What is expected – In full and without alteration, return the records below.

Segment Start: Task input

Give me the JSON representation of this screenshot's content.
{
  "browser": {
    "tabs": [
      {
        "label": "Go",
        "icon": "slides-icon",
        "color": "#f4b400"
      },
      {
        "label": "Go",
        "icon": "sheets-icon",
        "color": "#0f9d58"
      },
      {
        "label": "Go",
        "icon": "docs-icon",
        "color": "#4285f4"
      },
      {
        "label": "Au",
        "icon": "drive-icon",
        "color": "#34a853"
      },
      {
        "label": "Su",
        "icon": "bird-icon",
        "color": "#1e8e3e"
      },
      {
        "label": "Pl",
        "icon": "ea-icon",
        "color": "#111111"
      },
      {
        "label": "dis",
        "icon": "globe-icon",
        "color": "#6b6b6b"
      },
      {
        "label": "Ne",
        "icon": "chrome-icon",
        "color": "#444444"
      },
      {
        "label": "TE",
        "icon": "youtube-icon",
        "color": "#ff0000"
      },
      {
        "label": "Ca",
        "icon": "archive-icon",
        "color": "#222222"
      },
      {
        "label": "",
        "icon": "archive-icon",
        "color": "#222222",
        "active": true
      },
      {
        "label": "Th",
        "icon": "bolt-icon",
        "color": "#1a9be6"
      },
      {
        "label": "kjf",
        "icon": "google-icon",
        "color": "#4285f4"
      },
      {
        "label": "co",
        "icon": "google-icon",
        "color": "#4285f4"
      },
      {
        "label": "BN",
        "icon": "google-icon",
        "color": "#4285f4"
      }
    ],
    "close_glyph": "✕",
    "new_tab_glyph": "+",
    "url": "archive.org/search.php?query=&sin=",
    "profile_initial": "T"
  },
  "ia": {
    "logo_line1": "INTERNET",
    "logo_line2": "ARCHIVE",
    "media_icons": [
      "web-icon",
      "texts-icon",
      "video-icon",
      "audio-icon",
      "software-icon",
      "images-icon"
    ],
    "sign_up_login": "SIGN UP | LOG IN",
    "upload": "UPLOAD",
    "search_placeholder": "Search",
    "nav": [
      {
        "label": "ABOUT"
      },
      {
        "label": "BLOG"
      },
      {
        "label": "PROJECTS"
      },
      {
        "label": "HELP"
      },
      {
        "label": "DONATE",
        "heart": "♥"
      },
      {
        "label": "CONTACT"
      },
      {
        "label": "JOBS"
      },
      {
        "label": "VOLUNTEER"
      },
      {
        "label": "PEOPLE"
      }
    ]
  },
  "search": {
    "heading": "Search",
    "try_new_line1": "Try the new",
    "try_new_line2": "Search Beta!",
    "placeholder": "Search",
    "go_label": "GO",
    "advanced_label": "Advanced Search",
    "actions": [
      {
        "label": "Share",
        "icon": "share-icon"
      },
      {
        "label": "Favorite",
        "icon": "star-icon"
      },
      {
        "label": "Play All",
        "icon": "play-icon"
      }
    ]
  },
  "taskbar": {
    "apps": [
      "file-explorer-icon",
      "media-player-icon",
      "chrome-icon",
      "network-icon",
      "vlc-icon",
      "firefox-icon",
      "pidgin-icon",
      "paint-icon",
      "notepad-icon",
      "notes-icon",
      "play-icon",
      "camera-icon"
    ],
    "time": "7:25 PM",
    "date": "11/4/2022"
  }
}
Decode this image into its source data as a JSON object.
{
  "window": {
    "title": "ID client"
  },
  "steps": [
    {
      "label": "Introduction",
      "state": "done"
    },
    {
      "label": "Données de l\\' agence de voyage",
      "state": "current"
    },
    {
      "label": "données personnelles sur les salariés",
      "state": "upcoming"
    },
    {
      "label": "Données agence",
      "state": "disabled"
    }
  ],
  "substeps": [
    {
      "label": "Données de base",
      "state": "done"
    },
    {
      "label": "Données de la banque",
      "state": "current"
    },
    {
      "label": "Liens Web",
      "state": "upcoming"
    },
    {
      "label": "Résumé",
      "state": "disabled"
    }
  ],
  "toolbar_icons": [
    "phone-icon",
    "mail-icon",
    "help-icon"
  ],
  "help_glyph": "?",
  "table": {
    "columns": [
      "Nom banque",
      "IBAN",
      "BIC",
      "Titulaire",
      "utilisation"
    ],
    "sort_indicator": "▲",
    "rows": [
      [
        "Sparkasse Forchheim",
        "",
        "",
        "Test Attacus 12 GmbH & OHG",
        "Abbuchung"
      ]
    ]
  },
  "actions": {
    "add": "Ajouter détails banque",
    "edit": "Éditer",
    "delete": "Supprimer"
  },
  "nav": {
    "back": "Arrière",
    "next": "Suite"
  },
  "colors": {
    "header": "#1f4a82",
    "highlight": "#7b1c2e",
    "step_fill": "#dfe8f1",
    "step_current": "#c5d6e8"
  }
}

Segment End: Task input

Result of the exercise –
Give me the JSON representation of this screenshot's content.
{
  "browser": {
    "tabs": [
      {
        "label": "Go",
        "icon": "slides-icon",
        "color": "#f4b400"
      },
      {
        "label": "Go",
        "icon": "sheets-icon",
        "color": "#0f9d58"
      },
      {
        "label": "Go",
        "icon": "docs-icon",
        "color": "#4285f4"
      },
      {
        "label": "Au",
        "icon": "drive-icon",
        "color": "#34a853"
      },
      {
        "label": "Su",
        "icon": "bird-icon",
        "color": "#1e8e3e"
      },
      {
        "label": "Pl",
        "icon": "ea-icon",
        "color": "#111111"
      },
      {
        "label": "dis",
        "icon": "globe-icon",
        "color": "#6b6b6b"
      },
      {
        "label": "Ne",
        "icon": "chrome-icon",
        "color": "#444444"
      },
      {
        "label": "TE",
        "icon": "youtube-icon",
        "color": "#ff0000"
      },
      {
        "label": "Ca",
        "icon": "archive-icon",
        "color": "#222222"
      },
      {
        "label": "",
        "icon": "archive-icon",
        "color": "#222222",
        "active": true
      },
      {
        "label": "Th",
        "icon": "bolt-icon",
        "color": "#1a9be6"
      },
      {
        "label": "kjf",
        "icon": "google-icon",
        "color": "#4285f4"
      },
      {
        "label": "co",
        "icon": "google-icon",
        "color": "#4285f4"
      },
      {
        "label": "BN",
        "icon": "google-icon",
        "color": "#4285f4"
      }
    ],
    "close_glyph": "✕",
    "new_tab_glyph": "+",
    "url": "archive.org/search.php?query=&sin=",
    "profile_initial": "T"
  },
  "ia": {
    "logo_line1": "INTERNET",
    "logo_line2": "ARCHIVE",
    "media_icons": [
      "web-icon",
      "texts-icon",
      "video-icon",
      "audio-icon",
      "software-icon",
      "images-icon"
    ],
    "sign_up_login": "SIGN UP | LOG IN",
    "upload": "UPLOAD",
    "search_placeholder": "Search",
    "nav": [
      {
        "label": "ABOUT"
      },
      {
        "label": "BLOG"
      },
      {
        "label": "PROJECTS"
      },
      {
        "label": "HELP"
      },
      {
        "label": "DONATE",
        "heart": "♥"
      },
      {
        "label": "CONTACT"
      },
      {
        "label": "JOBS"
      },
      {
        "label": "VOLUNTEER"
      },
      {
        "label": "PEOPLE"
      }
    ]
  },
  "search": {
    "heading": "Search",
    "try_new_line1": "Try the new",
    "try_new_line2": "Search Beta!",
    "placeholder": "Search",
    "go_label": "GO",
    "advanced_label": "Advanced Search",
    "actions": [
      {
        "label": "Share",
        "icon": "share-icon"
      },
      {
        "label": "Favorite",
        "icon": "star-icon"
      },
      {
        "label": "Play All",
        "icon": "play-icon"
      }
    ]
  },
  "taskbar": {
    "apps": [
      "file-explorer-icon",
      "media-player-icon",
      "chrome-icon",
      "network-icon",
      "vlc-icon",
      "firefox-icon",
      "pidgin-icon",
      "paint-icon",
      "notepad-icon",
      "notes-icon",
      "play-icon",
      "camera-icon"
    ],
    "time": "7:25 PM",
    "date": "11/4/2022"
  }
}
Decode this image into its source data as a JSON object.
{
  "window": {
    "title": "ID client"
  },
  "steps": [
    {
      "label": "Introduction",
      "state": "done"
    },
    {
      "label": "Données de l\\' agence de voyage",
      "state": "current"
    },
    {
      "label": "données personnelles sur les salariés",
      "state": "upcoming"
    },
    {
      "label": "Données agence",
      "state": "disabled"
    }
  ],
  "substeps": [
    {
      "label": "Données de base",
      "state": "done"
    },
    {
      "label": "Données de la banque",
      "state": "current"
    },
    {
      "label": "Liens Web",
      "state": "upcoming"
    },
    {
      "label": "Résumé",
      "state": "disabled"
    }
  ],
  "toolbar_icons": [
    "phone-icon",
    "mail-icon",
    "help-icon"
  ],
  "help_glyph": "?",
  "table": {
    "columns": [
      "Nom banque",
      "IBAN",
      "BIC",
      "Titulaire",
      "utilisation"
    ],
    "sort_indicator": "▲",
    "rows": [
      [
        "Sparkasse Forchheim",
        "",
        "",
        "Test Attacus 12 GmbH & OHG",
        "Abbuchung"
      ]
    ]
  },
  "actions": {
    "add": "Ajouter détails banque",
    "edit": "Éditer",
    "delete": "Supprimer"
  },
  "nav": {
    "back": "Arrière",
    "next": "Suite"
  },
  "colors": {
    "header": "#1f4a82",
    "highlight": "#7b1c2e",
    "step_fill": "#dfe8f1",
    "step_current": "#c5d6e8"
  }
}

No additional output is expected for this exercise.